__Extracted records__.

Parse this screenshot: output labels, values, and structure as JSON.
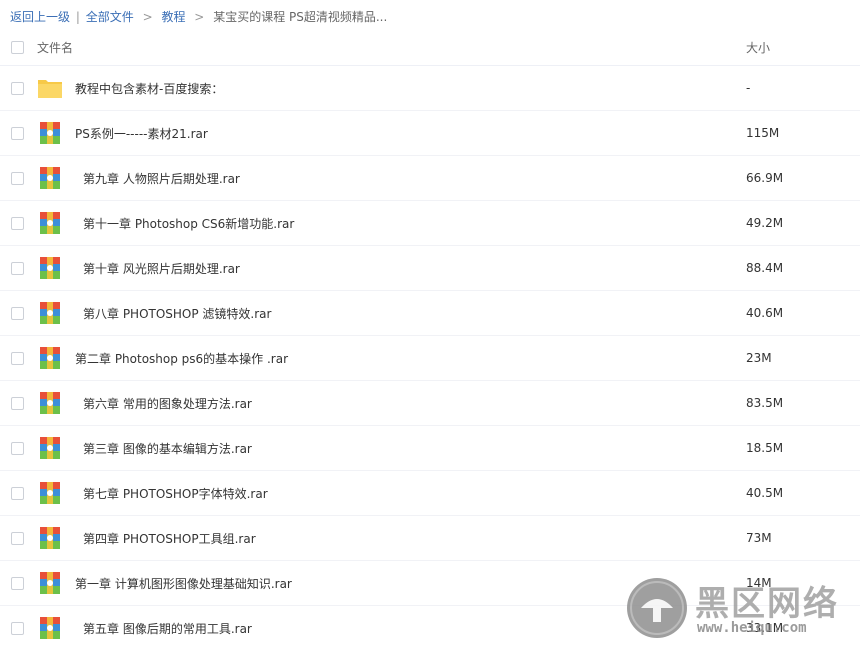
{
  "breadcrumb": {
    "back": "返回上一级",
    "divider": "|",
    "all_files": "全部文件",
    "sep": ">",
    "level1": "教程",
    "current": "某宝买的课程 PS超清视频精品..."
  },
  "header": {
    "name_col": "文件名",
    "size_col": "大小"
  },
  "files": [
    {
      "name": "教程中包含素材-百度搜索：",
      "size": "-",
      "type": "folder",
      "indent": false
    },
    {
      "name": "PS系例一-----素材21.rar",
      "size": "115M",
      "type": "rar",
      "indent": false
    },
    {
      "name": "第九章 人物照片后期处理.rar",
      "size": "66.9M",
      "type": "rar",
      "indent": true
    },
    {
      "name": "第十一章 Photoshop CS6新增功能.rar",
      "size": "49.2M",
      "type": "rar",
      "indent": true
    },
    {
      "name": "第十章 风光照片后期处理.rar",
      "size": "88.4M",
      "type": "rar",
      "indent": true
    },
    {
      "name": "第八章 PHOTOSHOP 滤镜特效.rar",
      "size": "40.6M",
      "type": "rar",
      "indent": true
    },
    {
      "name": "第二章 Photoshop ps6的基本操作 .rar",
      "size": "23M",
      "type": "rar",
      "indent": false
    },
    {
      "name": "第六章 常用的图象处理方法.rar",
      "size": "83.5M",
      "type": "rar",
      "indent": true
    },
    {
      "name": "第三章 图像的基本编辑方法.rar",
      "size": "18.5M",
      "type": "rar",
      "indent": true
    },
    {
      "name": "第七章 PHOTOSHOP字体特效.rar",
      "size": "40.5M",
      "type": "rar",
      "indent": true
    },
    {
      "name": "第四章 PHOTOSHOP工具组.rar",
      "size": "73M",
      "type": "rar",
      "indent": true
    },
    {
      "name": "第一章 计算机图形图像处理基础知识.rar",
      "size": "14M",
      "type": "rar",
      "indent": false
    },
    {
      "name": "第五章 图像后期的常用工具.rar",
      "size": "33.1M",
      "type": "rar",
      "indent": true
    }
  ],
  "watermark": {
    "title": "黑区网络",
    "url": "www.heiqu.com"
  },
  "colors": {
    "link": "#3b6fb6",
    "folder": "#f7c948",
    "rar_red": "#e8503a",
    "rar_blue": "#3d8fd8",
    "rar_green": "#6cc04a",
    "rar_yellow": "#f5c33b"
  }
}
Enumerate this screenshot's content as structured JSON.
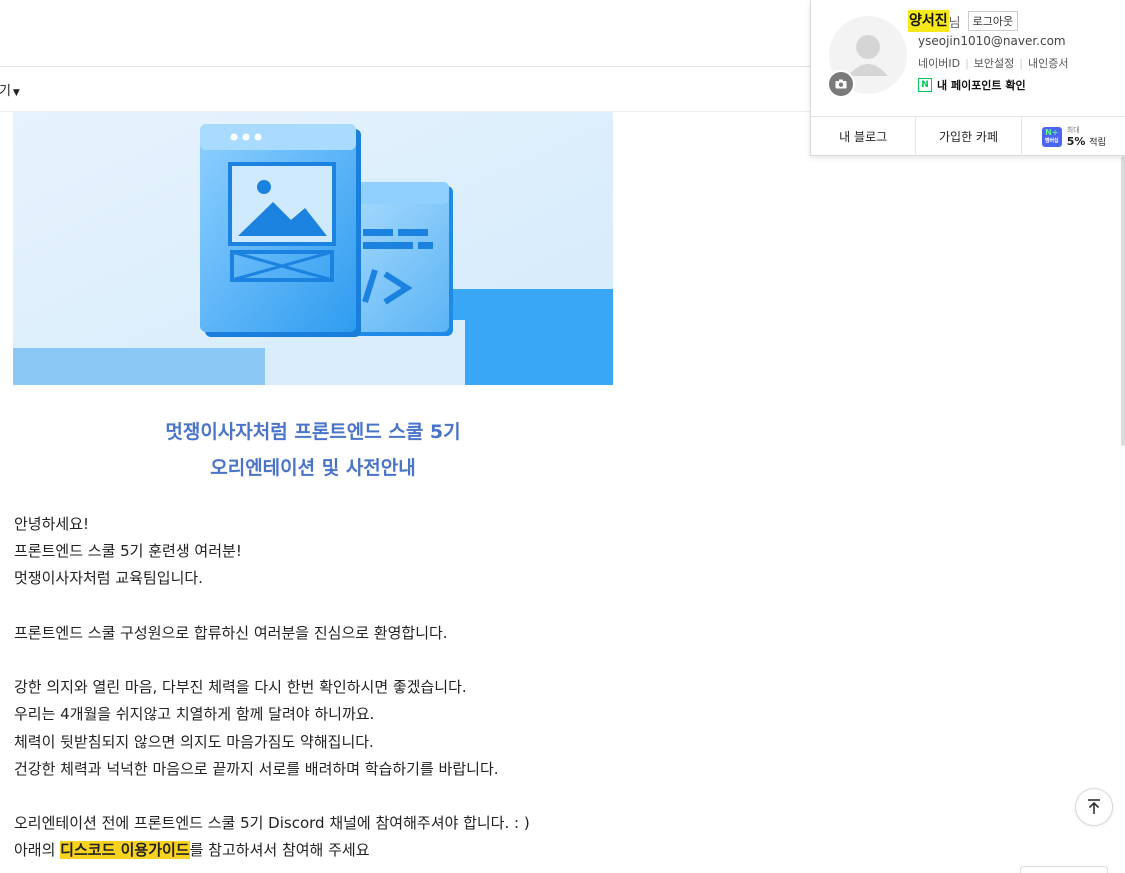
{
  "toolbar": {
    "view_label": "보기"
  },
  "mail": {
    "title_line1": "멋쟁이사자처럼 프론트엔드 스쿨 5기",
    "title_line2": "오리엔테이션 및 사전안내",
    "paragraphs": [
      "안녕하세요!",
      "프론트엔드 스쿨 5기 훈련생 여러분!",
      "멋쟁이사자처럼 교육팀입니다.",
      "프론트엔드 스쿨 구성원으로 합류하신 여러분을 진심으로 환영합니다.",
      "강한 의지와 열린 마음, 다부진 체력을 다시 한번 확인하시면 좋겠습니다.",
      "우리는 4개월을 쉬지않고 치열하게 함께 달려야 하니까요.",
      "체력이 뒷받침되지 않으면 의지도 마음가짐도 약해집니다.",
      "건강한 체력과 넉넉한 마음으로 끝까지 서로를 배려하며 학습하기를 바랍니다.",
      "오리엔테이션 전에 프론트엔드 스쿨 5기 Discord 채널에 참여해주셔야 합니다. : )"
    ],
    "last_line_prefix": "아래의 ",
    "last_line_highlight": "디스코드 이용가이드",
    "last_line_suffix": "를 참고하셔서 참여해 주세요"
  },
  "profile": {
    "name": "양서진",
    "honorific": "님",
    "logout_label": "로그아웃",
    "email": "yseojin1010@naver.com",
    "links": [
      "네이버ID",
      "보안설정",
      "내인증서"
    ],
    "pay_label": "내 페이포인트 확인",
    "pay_badge": "N",
    "tabs": [
      "내 블로그",
      "가입한 카페"
    ],
    "nplus_top": "N+",
    "nplus_bottom": "멤버십",
    "save_max": "최대",
    "save_percent": "5%",
    "save_suffix": "적립"
  },
  "colors": {
    "title": "#4a74c9",
    "highlight": "#f7d21e",
    "name_highlight": "#f7e81a",
    "npay_green": "#03c75a",
    "nplus_blue": "#4b64f2"
  },
  "icons": {
    "scroll_top": "arrow-up-to-top-icon",
    "camera": "camera-icon",
    "avatar": "default-avatar"
  }
}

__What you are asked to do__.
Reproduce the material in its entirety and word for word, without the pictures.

__Result of this task__.
Parse this screenshot: output labels, values, and structure as JSON.
{
  "breadcrumb": {
    "back": "返回上一级",
    "divider": "|",
    "all_files": "全部文件",
    "sep": ">",
    "level1": "教程",
    "current": "某宝买的课程 PS超清视频精品..."
  },
  "header": {
    "name_col": "文件名",
    "size_col": "大小"
  },
  "files": [
    {
      "name": "教程中包含素材-百度搜索：",
      "size": "-",
      "type": "folder",
      "indent": false
    },
    {
      "name": "PS系例一-----素材21.rar",
      "size": "115M",
      "type": "rar",
      "indent": false
    },
    {
      "name": "第九章 人物照片后期处理.rar",
      "size": "66.9M",
      "type": "rar",
      "indent": true
    },
    {
      "name": "第十一章 Photoshop CS6新增功能.rar",
      "size": "49.2M",
      "type": "rar",
      "indent": true
    },
    {
      "name": "第十章 风光照片后期处理.rar",
      "size": "88.4M",
      "type": "rar",
      "indent": true
    },
    {
      "name": "第八章 PHOTOSHOP 滤镜特效.rar",
      "size": "40.6M",
      "type": "rar",
      "indent": true
    },
    {
      "name": "第二章 Photoshop ps6的基本操作 .rar",
      "size": "23M",
      "type": "rar",
      "indent": false
    },
    {
      "name": "第六章 常用的图象处理方法.rar",
      "size": "83.5M",
      "type": "rar",
      "indent": true
    },
    {
      "name": "第三章 图像的基本编辑方法.rar",
      "size": "18.5M",
      "type": "rar",
      "indent": true
    },
    {
      "name": "第七章 PHOTOSHOP字体特效.rar",
      "size": "40.5M",
      "type": "rar",
      "indent": true
    },
    {
      "name": "第四章 PHOTOSHOP工具组.rar",
      "size": "73M",
      "type": "rar",
      "indent": true
    },
    {
      "name": "第一章 计算机图形图像处理基础知识.rar",
      "size": "14M",
      "type": "rar",
      "indent": false
    },
    {
      "name": "第五章 图像后期的常用工具.rar",
      "size": "33.1M",
      "type": "rar",
      "indent": true
    }
  ],
  "watermark": {
    "title": "黑区网络",
    "url": "www.heiqu.com"
  },
  "colors": {
    "link": "#3b6fb6",
    "folder": "#f7c948",
    "rar_red": "#e8503a",
    "rar_blue": "#3d8fd8",
    "rar_green": "#6cc04a",
    "rar_yellow": "#f5c33b"
  }
}
Enumerate this screenshot's content as structured JSON.
{
  "toolbar": {
    "view_label": "보기"
  },
  "mail": {
    "title_line1": "멋쟁이사자처럼 프론트엔드 스쿨 5기",
    "title_line2": "오리엔테이션 및 사전안내",
    "paragraphs": [
      "안녕하세요!",
      "프론트엔드 스쿨 5기 훈련생 여러분!",
      "멋쟁이사자처럼 교육팀입니다.",
      "프론트엔드 스쿨 구성원으로 합류하신 여러분을 진심으로 환영합니다.",
      "강한 의지와 열린 마음, 다부진 체력을 다시 한번 확인하시면 좋겠습니다.",
      "우리는 4개월을 쉬지않고 치열하게 함께 달려야 하니까요.",
      "체력이 뒷받침되지 않으면 의지도 마음가짐도 약해집니다.",
      "건강한 체력과 넉넉한 마음으로 끝까지 서로를 배려하며 학습하기를 바랍니다.",
      "오리엔테이션 전에 프론트엔드 스쿨 5기 Discord 채널에 참여해주셔야 합니다. : )"
    ],
    "last_line_prefix": "아래의 ",
    "last_line_highlight": "디스코드 이용가이드",
    "last_line_suffix": "를 참고하셔서 참여해 주세요"
  },
  "profile": {
    "name": "양서진",
    "honorific": "님",
    "logout_label": "로그아웃",
    "email": "yseojin1010@naver.com",
    "links": [
      "네이버ID",
      "보안설정",
      "내인증서"
    ],
    "pay_label": "내 페이포인트 확인",
    "pay_badge": "N",
    "tabs": [
      "내 블로그",
      "가입한 카페"
    ],
    "nplus_top": "N+",
    "nplus_bottom": "멤버십",
    "save_max": "최대",
    "save_percent": "5%",
    "save_suffix": "적립"
  },
  "colors": {
    "title": "#4a74c9",
    "highlight": "#f7d21e",
    "name_highlight": "#f7e81a",
    "npay_green": "#03c75a",
    "nplus_blue": "#4b64f2"
  },
  "icons": {
    "scroll_top": "arrow-up-to-top-icon",
    "camera": "camera-icon",
    "avatar": "default-avatar"
  }
}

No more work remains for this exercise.